Johannesburg - Tighthead prop Jannie du Plessis may not have had the best of Super Rugby seasons for the woeful Sharks but found a rich vein of form to silence his detractors.
Sharks front-rankers Du Plessis and Beast Mtawarira have been severely criticised by pundits and armchair experts alike for what they perceived to be an indifferent year.
“I don’t think I doubted at any time of the year whether I still have the desire or the skills but unfortunately our season at the Sharks didn’t go as planned,” Du Plessis said.
“It was never because of a lack of trying but I am really happy that we can play better when it matters most.”
Although a host of talented, albeit inexperienced, players came to the fore this year, Springbok coach Heyneke Meyer persisted with his tried and tested combinations.
Du Plessis rewarded Meyer for showing faith in the Bok stalwart with two laudable performances against Australia and New Zealand.
He anchored a strong Springbok scrum in both matches while he was also bustling in the loose.
The South African scrum lost some impetus in consecutive weeks when the Bethlehem strongman left the field.
His presence was sorely missed in the final stages of the defeat to New Zealand when he left the field thanks to a knee injury.
His replacement Vincent Koch also had to leave the field in the 62nd minute resulting in uncontested scrums due to both tightheads injured.

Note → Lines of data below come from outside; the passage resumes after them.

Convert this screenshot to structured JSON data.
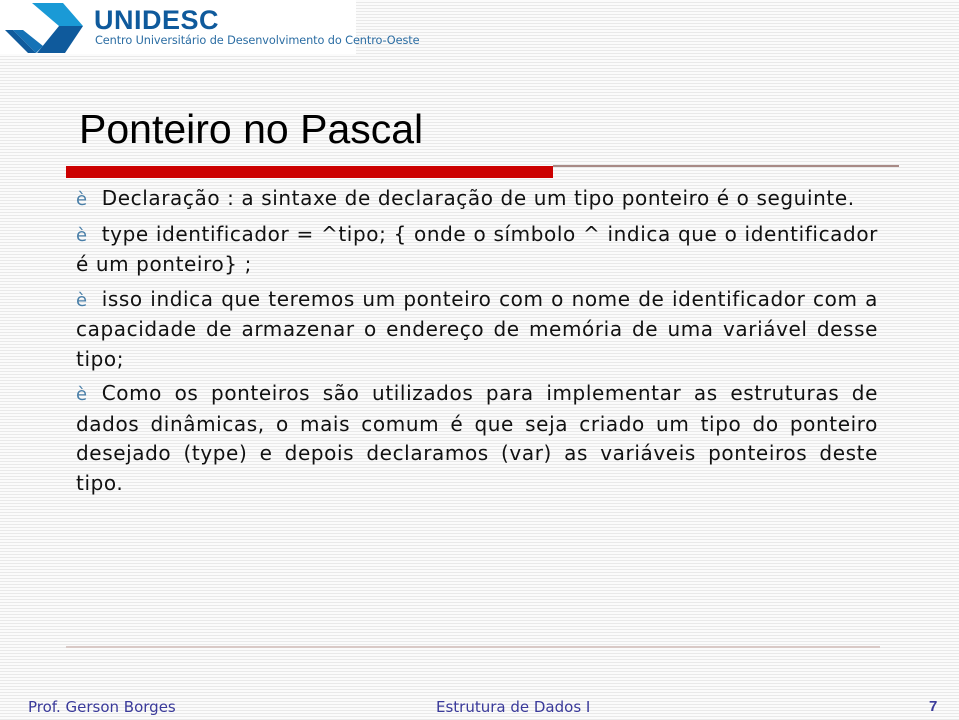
{
  "header": {
    "logo_name": "UNIDESC",
    "logo_subtitle": "Centro Universitário de Desenvolvimento do Centro-Oeste",
    "logo_icon": "unidesc-chevron-logo-icon"
  },
  "slide": {
    "title": "Ponteiro no Pascal",
    "bullet_glyph": "è",
    "accent_color": "#cc0000",
    "paragraphs": [
      "Declaração : a sintaxe de declaração de um tipo ponteiro é o seguinte.",
      "type identificador  =  ^tipo; { onde o símbolo ^  indica que o identificador é um ponteiro} ;",
      "isso indica que teremos um ponteiro com o nome de identificador com a capacidade de armazenar o endereço de memória de uma variável desse tipo;",
      "Como os ponteiros são utilizados para implementar as estruturas de dados dinâmicas, o mais comum é que seja criado um tipo do ponteiro desejado (type) e depois declaramos (var) as variáveis ponteiros deste tipo."
    ]
  },
  "footer": {
    "author": "Prof. Gerson Borges",
    "course": "Estrutura de Dados I",
    "page_number": "7",
    "text_color": "#3a3a9a"
  }
}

“It is actually not sore, it just feels weird, we don’t really know what it is at the moment but it looks like a medial ligament but by grace maybe I will be good,” Du Plessis said.
“I am a quick healer and even if they take a staple gun and staple it on and I can run, I can be good.”

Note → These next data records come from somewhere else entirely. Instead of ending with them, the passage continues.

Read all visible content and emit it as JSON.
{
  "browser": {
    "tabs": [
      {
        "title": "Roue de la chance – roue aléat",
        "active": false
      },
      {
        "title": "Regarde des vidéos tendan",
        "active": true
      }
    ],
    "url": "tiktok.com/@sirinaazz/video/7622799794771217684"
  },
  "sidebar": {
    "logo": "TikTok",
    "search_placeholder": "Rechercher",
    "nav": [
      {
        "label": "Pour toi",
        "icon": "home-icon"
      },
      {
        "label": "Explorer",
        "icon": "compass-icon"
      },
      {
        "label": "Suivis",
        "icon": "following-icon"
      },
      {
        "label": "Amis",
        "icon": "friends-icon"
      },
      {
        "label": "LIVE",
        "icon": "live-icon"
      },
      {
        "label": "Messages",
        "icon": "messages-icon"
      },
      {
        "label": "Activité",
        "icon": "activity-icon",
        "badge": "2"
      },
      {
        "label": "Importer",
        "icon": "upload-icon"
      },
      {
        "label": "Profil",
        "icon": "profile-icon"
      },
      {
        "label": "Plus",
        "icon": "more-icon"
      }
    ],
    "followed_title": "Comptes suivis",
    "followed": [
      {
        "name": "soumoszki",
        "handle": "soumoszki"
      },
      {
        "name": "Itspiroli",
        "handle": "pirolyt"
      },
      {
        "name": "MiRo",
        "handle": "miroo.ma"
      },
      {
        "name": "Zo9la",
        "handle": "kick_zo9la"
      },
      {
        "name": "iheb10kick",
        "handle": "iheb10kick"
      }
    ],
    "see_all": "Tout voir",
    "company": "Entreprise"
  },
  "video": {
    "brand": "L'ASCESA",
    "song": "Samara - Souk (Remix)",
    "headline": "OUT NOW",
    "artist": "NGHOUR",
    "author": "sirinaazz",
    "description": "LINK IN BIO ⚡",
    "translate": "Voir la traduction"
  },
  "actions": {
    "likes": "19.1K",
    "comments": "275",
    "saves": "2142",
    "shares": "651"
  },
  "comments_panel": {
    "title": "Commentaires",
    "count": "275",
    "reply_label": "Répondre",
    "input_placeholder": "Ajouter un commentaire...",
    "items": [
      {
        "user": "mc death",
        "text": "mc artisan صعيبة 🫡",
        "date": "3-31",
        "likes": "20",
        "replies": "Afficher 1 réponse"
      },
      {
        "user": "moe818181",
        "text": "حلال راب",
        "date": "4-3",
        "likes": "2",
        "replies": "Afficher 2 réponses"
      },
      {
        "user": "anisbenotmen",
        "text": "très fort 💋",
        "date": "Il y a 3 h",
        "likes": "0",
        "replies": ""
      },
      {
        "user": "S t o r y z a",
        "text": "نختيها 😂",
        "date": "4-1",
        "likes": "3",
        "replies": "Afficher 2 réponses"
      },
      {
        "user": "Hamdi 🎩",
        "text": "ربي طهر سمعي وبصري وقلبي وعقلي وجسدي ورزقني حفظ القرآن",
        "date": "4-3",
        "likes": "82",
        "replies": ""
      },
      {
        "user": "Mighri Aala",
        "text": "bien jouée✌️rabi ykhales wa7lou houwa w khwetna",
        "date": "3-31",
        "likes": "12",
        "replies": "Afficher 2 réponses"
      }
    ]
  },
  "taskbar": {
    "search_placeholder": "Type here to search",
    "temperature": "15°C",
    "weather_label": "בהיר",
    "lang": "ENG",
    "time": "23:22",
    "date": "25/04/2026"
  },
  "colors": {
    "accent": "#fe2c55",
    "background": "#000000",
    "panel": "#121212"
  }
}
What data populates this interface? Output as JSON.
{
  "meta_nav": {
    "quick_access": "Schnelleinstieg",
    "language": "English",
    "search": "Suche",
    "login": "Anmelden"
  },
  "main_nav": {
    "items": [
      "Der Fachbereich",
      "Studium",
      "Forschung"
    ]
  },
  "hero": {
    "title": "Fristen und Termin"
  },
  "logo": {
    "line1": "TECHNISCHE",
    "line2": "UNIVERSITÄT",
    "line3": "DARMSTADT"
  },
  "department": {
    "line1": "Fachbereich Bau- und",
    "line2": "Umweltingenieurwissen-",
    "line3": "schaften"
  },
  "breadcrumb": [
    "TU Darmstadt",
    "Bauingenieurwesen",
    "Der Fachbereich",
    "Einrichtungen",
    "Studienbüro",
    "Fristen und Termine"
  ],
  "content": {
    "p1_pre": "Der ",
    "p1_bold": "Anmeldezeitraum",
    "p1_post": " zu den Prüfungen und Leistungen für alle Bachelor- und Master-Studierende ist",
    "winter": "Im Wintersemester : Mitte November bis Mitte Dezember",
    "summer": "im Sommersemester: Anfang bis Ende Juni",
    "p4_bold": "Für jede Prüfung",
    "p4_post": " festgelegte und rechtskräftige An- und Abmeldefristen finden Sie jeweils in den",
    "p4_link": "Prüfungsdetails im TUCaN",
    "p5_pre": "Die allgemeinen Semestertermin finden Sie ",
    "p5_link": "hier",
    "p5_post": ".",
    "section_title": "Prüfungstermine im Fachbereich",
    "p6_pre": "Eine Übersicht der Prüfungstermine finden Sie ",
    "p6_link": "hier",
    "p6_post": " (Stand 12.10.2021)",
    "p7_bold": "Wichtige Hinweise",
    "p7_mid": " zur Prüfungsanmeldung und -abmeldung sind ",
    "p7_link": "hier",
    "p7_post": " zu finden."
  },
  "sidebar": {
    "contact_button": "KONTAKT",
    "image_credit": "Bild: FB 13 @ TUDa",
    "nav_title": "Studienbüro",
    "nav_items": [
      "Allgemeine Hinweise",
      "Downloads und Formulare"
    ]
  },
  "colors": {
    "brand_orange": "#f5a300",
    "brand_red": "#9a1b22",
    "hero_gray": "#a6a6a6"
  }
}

Du Plessis admitted on Saturday the criticism he came under this season did have an influence on his personal life.
“It is a very lonely place if you don’t have a successful season, then it is easy to find mistakes and criticism as such,” he said.
“If you give me one guy that it doesn’t affect, I will give you a liar, so it does affect you but as a player you’ve had enough criticism to know how to deal with it and to know whose opinion really counts.
“But the thing is it hurts your family because they read it more than you and people confront them.”
The 32-year-old brushed the criticism aside and sent a strong message that he is anything but a spent force.
“If you play rugby long enough and read in the papers that you are s#*t enough times, you have to pick yourself up,” he said.